"This is an exciting new business opportunity, the execution of which will have a positive long-term impact on peoples' lives," says Cantarell.
"Personalized health science nutrition will create shared value, both for Nestlé and for society, by successfully preventing, improving and treating acute and chronic medical conditions. I am looking forward to getting this ground-breaking work under way."
Born in Barcelona, Spain, and described as charismatic, Cantarell is a graduate of Barcelona University in economic sciences, and he speaks five languages--Spanish, French, English, Portuguese and Catalan. He joined the company in 1976, working in the information systems unit at Nestlé Spain. He helped create Nestle's Nutrition Strategic Business Division in 2001; 2005-2008 he was executive vice president of Nestle's Europe operations; since 2008 he had been executive vice president responsible for the Americas zone.
Along with the semi-separate Nestlé Institute of Health Sciences, Nestlé Health Science will use nutrition to prevent and treat conditions such as diabetes, obesity, cardiovascular disease and Alzheimer's disease, all of which "place an unsustainable burden on the world's healthcare systems," the company says. One product already on the market is Nestlé's Clinutren, a range of supplements that can be added to soups, desserts or drinks, that can help cancer patients gain weight or prevent weight loss.
Cantarell and the new business are not starting from zero. Nestle's HealthCare Nutrition business – much of which was bought in 2007 from Novartis AG for $2.5 billion -- will be folded in and already has sales of CHF 1.6 billion (nearly $1.7 billion). But the new company will be run at arm's length from Nestlé's main food, beverages and nutrition activities. It also will have access to external scientific and technological know-how through Nestlé's innovation network as well as a number of venture capital funds in which the group has interests.

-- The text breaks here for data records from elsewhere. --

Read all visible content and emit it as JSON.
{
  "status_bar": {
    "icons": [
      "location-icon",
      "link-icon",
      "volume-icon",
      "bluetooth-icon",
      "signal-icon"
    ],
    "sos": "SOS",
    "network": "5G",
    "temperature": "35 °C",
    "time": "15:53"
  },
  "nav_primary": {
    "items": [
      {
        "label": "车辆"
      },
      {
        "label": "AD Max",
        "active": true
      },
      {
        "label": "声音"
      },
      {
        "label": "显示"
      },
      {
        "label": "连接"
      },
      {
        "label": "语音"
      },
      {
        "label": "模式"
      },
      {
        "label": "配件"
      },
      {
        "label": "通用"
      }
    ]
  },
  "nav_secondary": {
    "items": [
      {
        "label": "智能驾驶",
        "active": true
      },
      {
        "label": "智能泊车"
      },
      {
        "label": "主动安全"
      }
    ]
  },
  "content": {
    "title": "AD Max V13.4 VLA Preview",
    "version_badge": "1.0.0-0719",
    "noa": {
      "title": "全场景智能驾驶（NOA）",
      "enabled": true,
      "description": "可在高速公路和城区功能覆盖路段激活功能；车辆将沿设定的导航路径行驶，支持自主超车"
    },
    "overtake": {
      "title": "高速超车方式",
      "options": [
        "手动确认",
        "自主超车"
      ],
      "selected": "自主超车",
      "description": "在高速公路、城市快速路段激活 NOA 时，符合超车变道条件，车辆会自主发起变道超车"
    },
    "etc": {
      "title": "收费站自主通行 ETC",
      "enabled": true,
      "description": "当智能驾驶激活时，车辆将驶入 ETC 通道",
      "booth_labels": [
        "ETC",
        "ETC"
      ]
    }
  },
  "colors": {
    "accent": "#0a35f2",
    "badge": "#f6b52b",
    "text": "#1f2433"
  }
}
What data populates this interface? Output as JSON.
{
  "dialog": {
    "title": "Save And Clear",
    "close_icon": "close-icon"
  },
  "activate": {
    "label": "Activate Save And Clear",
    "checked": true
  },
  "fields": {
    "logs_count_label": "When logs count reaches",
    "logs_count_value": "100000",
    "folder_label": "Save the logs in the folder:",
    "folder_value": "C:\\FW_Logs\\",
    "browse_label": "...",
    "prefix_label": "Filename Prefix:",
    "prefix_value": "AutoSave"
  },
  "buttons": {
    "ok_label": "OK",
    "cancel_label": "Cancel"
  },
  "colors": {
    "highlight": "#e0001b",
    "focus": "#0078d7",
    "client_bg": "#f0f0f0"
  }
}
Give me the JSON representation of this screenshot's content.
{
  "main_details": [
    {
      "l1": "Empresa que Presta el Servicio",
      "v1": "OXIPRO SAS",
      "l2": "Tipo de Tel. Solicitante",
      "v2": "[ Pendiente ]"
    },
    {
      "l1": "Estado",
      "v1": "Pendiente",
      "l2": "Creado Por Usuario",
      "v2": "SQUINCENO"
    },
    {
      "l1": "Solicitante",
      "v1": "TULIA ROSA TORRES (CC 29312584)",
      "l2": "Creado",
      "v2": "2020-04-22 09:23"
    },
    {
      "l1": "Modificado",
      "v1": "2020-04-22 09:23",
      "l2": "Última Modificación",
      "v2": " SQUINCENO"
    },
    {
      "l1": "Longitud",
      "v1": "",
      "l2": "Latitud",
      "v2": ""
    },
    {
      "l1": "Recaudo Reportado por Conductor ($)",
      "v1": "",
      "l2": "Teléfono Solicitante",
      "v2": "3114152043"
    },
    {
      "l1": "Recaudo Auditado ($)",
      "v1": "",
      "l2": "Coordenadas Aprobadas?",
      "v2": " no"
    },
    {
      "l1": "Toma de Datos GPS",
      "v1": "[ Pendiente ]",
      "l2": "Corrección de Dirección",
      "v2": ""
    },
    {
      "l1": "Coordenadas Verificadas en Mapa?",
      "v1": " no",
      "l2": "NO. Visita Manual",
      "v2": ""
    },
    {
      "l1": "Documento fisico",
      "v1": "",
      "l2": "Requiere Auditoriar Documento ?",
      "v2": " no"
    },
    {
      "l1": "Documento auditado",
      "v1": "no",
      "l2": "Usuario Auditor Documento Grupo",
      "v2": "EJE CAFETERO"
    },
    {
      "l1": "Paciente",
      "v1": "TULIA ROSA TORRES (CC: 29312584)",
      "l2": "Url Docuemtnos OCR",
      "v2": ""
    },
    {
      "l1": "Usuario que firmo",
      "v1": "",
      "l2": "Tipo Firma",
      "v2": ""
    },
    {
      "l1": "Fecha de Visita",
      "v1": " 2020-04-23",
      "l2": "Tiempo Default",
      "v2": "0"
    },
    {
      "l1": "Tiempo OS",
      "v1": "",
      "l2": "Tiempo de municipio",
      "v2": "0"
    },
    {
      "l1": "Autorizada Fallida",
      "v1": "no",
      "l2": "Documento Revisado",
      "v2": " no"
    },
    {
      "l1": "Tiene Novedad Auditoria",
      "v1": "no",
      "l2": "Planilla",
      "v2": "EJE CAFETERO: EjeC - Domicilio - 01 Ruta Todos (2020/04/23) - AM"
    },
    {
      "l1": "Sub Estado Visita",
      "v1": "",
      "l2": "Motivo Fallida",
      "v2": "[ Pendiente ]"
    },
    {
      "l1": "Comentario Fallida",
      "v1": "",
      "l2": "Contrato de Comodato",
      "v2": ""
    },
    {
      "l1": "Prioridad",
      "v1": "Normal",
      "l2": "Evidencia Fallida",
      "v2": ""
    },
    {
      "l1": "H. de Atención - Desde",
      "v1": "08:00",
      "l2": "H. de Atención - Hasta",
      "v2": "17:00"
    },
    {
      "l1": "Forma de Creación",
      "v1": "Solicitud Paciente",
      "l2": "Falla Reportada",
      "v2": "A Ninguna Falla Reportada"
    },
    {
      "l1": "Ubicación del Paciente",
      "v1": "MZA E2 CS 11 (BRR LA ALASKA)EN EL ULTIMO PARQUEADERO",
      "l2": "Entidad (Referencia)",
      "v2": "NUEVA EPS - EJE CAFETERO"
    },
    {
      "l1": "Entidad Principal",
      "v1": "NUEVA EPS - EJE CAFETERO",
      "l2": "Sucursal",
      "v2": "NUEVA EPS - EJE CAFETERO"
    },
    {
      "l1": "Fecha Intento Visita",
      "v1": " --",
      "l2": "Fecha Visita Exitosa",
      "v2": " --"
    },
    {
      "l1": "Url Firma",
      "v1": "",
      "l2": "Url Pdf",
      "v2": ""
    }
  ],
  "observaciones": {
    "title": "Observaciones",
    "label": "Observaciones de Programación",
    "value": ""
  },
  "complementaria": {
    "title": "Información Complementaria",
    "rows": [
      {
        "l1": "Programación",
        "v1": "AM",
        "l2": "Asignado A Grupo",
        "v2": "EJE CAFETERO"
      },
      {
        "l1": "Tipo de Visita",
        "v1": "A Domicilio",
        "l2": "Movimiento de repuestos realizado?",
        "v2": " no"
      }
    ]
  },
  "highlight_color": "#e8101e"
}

Nestlé first entered healthcare nutrition in 1986. Over the past three years, it has made a number of strategic acquisitions – Vitaflo, in addition to Novartis Medical Nutrition. Some observers expect Nestlé to make more acquisitions, "with Abbott Laboratories widely named as a target," according to the Financial Times.
"The combination of health economics, changing demographics and advances in health science show that our existing healthcare systems, which focus on treating sick people, are not sustainable and need redesigning," said Nestlé Chairman Peter Brabeck-Letmathe when the announcement was made. "Nestlé has the expertise, the science, the resources and the organization to play a major role in seeking alternative solutions. Personalized health science nutrition is about finding efficient and cost effective ways to prevent and treat acute and chronic diseases in the 21st century."